Osuna's homer powers Bucs to twin-bill split

Pirates' 26th man sets early tone, backs Kuhl's strong start

April 25th, 2018

PITTSBURGH -- 's stay with the Pirates was short, but he made an immediate impact to help end their five-game losing streak.
Osuna, the Bucs' 26th man, crushed a three-run homer in his first Major League at-bat of the season to support 's solid six-inning start as the Pirates split the doubleheader with an 8-3 win over the Tigers in Game 2 on Wednesday night at PNC Park. In the opener, the Bucs dropped a 13-10 decision.
"I think we leveraged the 26th man about as good as we could have," manager Clint Hurdle said. "Those things never get old. If they get old, you need to get out. It's special."
Osuna learned late Tuesday night, after the series opener was rained out, that he'd be making an early-morning trip to Pittsburgh. He knew it would only be for one game, but he was determined to make the most of it. The Bucs officially added him to their roster between games and slotted him into the No. 6 spot against Tigers left-hander Matthew Boyd. Osuna slammed a three-run homer to center off Boyd in the second inning, giving Kuhl an early lead.

"It felt really good to come back with the team and help the team win tonight," Osuna said. "I was prepared. They told me yesterday it's maybe just for one game and that happened. That's part of the game. This is my job, so I have to do it."
Kuhl put together his second straight six-inning start and leaned heavily on his slider as he tied a career high with eight strikeouts while walking only one. He gave up three runs, two of them on 's fifth-inning homer. After was knocked out in the fourth inning of Game 1, Kuhl wanted to finish six innings and set up the Pirates' late-inning trio of , and Felipe Vazquez. But he was particularly proud to put an end to Pittsburgh's recent losing streak.
"That's all you can want as a starting pitcher. You want that reputation. You want to be a winner," Kuhl said. "It's just nice, especially with the weird game we had earlier, to be able to go and have a good start and come away with a win. It feels great."

After getting outslugged in Game 1, Hurdle said he hoped the Pirates' hitting was more contagious than their work on the mound. That turned out to be the case in Game 2. Everyone in the starting lineup, including Kuhl, recorded at least one hit.

drew a bases-loaded walk in the fourth and doubled in another run in the sixth. Osuna singled and scored on reliever 's throwing error in the seventh. doubled home in the eighth, and chipped in with a pinch-hit RBI single. After scoring only five runs over four games in Philadelphia last weekend, the Pirates put up 18 runs on 29 hits in Wednesday's doubleheader.
"Steadfast. We were stubborn.

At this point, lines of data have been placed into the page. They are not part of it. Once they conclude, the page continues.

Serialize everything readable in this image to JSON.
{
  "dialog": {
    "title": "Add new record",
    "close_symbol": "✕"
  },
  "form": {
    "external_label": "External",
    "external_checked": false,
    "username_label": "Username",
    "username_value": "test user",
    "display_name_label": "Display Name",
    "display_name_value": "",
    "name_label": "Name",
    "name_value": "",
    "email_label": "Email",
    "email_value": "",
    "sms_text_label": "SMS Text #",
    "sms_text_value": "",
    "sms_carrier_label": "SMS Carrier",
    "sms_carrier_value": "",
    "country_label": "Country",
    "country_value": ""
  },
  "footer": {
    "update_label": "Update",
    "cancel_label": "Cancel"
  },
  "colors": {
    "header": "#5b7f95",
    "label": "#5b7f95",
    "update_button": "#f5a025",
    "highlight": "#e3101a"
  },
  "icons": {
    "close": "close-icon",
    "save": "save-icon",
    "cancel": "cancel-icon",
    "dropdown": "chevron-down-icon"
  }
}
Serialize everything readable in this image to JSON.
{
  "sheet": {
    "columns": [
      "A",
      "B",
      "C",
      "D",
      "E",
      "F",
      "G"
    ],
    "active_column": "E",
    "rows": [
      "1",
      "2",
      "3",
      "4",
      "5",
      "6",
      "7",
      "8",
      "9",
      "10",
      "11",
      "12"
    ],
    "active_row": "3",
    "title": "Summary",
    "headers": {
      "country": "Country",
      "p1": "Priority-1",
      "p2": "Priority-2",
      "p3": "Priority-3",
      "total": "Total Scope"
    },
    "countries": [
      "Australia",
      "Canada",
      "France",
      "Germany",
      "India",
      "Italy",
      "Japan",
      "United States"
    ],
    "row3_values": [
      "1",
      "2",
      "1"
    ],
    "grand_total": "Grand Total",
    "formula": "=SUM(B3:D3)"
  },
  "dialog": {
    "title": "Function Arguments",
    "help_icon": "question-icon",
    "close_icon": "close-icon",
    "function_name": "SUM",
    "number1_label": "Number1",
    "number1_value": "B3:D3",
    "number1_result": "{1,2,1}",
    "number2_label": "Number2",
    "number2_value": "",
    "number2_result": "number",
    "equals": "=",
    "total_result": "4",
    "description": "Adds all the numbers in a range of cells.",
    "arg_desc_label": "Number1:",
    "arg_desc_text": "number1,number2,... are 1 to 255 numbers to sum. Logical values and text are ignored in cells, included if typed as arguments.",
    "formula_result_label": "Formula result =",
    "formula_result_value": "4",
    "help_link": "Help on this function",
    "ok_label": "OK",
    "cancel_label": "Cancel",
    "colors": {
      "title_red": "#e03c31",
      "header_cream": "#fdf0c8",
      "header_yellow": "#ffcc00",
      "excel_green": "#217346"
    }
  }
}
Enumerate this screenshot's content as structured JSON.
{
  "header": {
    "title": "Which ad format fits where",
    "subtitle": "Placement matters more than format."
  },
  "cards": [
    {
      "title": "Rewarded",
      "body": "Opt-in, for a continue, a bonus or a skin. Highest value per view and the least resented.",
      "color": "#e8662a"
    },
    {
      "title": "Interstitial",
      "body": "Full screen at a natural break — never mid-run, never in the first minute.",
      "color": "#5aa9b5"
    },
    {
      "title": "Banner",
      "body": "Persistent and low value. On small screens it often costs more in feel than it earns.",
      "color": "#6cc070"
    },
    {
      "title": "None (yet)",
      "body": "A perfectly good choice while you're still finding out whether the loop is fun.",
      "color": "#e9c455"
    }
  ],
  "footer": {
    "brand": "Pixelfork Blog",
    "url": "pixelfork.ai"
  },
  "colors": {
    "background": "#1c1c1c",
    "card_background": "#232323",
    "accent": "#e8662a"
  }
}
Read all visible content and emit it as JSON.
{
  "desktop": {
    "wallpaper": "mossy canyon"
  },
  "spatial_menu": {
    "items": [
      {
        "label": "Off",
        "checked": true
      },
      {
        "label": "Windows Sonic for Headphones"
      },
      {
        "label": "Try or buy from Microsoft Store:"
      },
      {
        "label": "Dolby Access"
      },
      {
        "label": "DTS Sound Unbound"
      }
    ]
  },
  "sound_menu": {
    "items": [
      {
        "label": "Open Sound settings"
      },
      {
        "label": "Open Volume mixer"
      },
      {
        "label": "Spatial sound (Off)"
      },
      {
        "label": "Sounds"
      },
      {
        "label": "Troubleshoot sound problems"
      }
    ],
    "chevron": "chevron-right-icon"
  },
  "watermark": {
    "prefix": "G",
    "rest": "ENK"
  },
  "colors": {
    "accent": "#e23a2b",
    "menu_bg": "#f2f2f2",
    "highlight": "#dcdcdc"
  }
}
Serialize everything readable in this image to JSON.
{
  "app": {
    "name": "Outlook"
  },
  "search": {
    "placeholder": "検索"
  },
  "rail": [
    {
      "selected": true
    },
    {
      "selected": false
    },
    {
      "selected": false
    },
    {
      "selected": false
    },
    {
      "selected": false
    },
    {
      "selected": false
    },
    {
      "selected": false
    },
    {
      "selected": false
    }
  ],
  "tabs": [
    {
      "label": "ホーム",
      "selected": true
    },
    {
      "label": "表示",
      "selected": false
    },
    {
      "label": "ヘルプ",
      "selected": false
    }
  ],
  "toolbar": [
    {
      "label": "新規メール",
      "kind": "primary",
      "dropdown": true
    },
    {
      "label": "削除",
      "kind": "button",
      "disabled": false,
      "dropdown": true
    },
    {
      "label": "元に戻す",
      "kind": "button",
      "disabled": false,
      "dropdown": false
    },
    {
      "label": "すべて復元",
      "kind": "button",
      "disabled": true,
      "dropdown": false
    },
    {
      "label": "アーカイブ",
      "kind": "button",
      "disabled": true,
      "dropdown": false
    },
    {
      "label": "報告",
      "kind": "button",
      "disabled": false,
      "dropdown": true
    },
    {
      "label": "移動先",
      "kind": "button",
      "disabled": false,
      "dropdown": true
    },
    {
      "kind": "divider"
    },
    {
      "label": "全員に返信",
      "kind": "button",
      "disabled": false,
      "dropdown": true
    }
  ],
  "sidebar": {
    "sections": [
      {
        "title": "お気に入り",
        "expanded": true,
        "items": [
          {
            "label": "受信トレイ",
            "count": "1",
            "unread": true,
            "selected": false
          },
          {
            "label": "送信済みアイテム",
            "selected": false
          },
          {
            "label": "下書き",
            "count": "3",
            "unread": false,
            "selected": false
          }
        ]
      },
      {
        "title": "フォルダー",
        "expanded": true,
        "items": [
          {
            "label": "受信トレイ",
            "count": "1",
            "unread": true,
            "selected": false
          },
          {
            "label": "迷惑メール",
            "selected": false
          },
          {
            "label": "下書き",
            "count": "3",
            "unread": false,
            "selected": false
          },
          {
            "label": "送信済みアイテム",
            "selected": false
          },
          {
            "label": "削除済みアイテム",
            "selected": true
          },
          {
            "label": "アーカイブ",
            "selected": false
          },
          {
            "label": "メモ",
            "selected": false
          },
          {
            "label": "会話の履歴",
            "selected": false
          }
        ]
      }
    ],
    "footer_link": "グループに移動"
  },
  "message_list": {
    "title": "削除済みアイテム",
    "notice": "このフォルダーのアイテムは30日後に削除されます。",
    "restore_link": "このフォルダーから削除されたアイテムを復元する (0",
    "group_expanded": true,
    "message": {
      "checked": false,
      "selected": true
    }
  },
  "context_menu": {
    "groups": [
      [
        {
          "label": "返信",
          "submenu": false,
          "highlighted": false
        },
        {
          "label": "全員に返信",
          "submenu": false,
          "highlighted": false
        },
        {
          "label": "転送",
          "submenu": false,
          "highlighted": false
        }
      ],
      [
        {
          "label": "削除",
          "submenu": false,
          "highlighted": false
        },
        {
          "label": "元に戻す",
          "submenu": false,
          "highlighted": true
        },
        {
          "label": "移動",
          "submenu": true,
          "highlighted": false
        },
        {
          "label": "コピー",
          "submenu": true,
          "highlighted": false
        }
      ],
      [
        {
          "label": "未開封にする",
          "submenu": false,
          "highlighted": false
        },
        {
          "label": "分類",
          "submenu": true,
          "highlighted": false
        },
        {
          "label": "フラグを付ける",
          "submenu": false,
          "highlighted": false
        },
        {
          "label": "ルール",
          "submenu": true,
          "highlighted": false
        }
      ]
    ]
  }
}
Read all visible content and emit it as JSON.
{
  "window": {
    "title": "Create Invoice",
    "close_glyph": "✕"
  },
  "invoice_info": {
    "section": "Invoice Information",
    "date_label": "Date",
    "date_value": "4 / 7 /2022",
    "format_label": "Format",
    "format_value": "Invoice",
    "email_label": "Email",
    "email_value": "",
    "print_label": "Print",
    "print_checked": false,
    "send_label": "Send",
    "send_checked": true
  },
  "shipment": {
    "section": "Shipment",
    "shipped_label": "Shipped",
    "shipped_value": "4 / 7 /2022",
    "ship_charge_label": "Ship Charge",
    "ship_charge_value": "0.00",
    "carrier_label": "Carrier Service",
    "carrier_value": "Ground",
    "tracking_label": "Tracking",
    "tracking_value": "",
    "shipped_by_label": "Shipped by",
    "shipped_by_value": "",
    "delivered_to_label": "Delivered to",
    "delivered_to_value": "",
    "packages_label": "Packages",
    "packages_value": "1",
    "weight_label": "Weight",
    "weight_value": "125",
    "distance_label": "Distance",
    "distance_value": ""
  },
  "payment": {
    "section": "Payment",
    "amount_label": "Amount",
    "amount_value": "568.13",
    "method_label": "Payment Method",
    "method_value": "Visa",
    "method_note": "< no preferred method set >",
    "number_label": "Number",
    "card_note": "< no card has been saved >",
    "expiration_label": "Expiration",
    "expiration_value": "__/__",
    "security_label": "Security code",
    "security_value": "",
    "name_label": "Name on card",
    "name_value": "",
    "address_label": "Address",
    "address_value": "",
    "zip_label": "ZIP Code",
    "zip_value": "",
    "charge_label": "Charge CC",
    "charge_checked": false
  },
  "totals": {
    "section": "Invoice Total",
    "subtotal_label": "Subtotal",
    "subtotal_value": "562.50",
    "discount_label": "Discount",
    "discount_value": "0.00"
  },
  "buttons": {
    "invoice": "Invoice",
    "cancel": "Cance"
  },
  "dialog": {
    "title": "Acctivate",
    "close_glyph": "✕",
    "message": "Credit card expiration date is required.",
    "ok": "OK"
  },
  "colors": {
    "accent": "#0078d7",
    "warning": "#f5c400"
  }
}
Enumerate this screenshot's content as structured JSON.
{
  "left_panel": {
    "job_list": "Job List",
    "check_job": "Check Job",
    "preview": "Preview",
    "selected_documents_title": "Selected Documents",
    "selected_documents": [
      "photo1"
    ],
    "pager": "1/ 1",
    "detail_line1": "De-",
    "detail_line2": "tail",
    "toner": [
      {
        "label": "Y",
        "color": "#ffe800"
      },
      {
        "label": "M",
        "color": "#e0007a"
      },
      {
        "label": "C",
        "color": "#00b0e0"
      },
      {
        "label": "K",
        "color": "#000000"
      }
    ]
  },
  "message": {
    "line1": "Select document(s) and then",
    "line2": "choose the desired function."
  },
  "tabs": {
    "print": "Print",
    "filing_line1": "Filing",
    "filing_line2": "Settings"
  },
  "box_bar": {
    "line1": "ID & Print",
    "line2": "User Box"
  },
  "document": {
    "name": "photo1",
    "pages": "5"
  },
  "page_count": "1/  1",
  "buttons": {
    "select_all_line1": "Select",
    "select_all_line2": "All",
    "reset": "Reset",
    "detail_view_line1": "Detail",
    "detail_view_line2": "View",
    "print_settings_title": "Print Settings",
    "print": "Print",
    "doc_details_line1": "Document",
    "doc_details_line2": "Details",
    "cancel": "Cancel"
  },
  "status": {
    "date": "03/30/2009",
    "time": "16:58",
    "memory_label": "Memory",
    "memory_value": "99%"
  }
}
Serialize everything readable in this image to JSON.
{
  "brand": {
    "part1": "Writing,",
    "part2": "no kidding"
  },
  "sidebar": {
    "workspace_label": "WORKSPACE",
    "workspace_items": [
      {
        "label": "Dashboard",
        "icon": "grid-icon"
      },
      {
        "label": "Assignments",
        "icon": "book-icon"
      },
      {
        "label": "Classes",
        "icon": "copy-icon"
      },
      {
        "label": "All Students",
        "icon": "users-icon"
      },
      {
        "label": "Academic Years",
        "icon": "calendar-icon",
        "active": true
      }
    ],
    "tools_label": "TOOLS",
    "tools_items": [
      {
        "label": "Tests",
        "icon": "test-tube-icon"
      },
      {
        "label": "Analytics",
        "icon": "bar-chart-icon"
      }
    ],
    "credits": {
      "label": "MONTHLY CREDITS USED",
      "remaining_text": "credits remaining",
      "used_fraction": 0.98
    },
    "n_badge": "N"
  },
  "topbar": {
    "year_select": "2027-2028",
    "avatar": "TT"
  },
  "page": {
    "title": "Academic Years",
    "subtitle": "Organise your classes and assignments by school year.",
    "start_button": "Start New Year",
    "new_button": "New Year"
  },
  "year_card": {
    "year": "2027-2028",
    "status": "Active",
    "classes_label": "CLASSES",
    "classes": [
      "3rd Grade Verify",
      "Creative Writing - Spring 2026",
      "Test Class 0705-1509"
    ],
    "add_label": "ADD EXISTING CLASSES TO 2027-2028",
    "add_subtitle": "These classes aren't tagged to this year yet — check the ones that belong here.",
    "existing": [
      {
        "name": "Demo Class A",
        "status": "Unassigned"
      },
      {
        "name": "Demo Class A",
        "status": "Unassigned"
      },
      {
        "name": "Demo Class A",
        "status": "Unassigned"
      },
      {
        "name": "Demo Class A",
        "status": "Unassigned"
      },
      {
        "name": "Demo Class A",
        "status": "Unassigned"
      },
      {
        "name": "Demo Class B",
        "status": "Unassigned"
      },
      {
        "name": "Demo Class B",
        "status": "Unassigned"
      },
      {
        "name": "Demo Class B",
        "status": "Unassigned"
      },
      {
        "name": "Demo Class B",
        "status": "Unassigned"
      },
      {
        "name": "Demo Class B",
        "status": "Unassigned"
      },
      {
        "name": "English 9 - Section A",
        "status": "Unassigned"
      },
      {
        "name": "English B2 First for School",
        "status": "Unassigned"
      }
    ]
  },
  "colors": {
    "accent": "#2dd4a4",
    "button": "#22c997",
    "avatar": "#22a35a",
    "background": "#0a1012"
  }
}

We were hunting pitches," Hurdle said. "There was a pack mentality from top to bottom. There was some progress made."
The Tigers missed a scoring chance in the fourth inning. Niko Goodrum doubled to center, advancing to third base with none out and the Pirates ahead, 3-1. hit a line drive right at second baseman for the second out and Goodrum was caught too far off second base, as shortstop Mercer beat him back to the bag to complete the double play. Kuhl retired to escape the inning unscathed.

"He had a lot of uphill work," Hurdle said of Kuhl. "He stayed on the gas pedal. He stayed aggressive tonight, and he gave us a very good start when we needed one."
Before Wednesday, the last time Detroit played in a doubleheader in Pittsburgh was on Sept. 25, 1888. That day, the Pittsburgh Alleghenys split a pair of games with the Detroit Wolverines at Recreation Park.
came close to tying the game in the seventh, smoking a ball just foul off Feliz. He nearly tied it when he put the ball in play, too, smoking a 100.1-mph fly ball to the warning track in left. tracked down the ball, which had a 72 percent hit probability, and reeled it in for the second out of the inning. Rodriguez slammed into the wall after making the play, which earned a round of applause from the Pirates' dugout.

"Sean's catch is special. It's just special at that point in time of the game," Hurdle said. "They hit two foul homers by, what, 4 feet, I'm guessing? Maybe that's more than it was. … We make that play out in left field running into the wall."
"I hit that ball really good. When I hit that ball, I said, 'OK, it's gone.'" -- Osuna, on his 404-foot home run to center. The three-run shot had an exit velocity of 107.6 mph and a 95 percent hit probability, according to Statcast™.
Right-hander will start the Pirates' 12:35 p.m. ET series finale against the Tigers on Thursday at PNC Park. Nova, lined up to face Detroit righty , allowed only one run over six efficient innings in a no-decision on Friday in Philadelphia.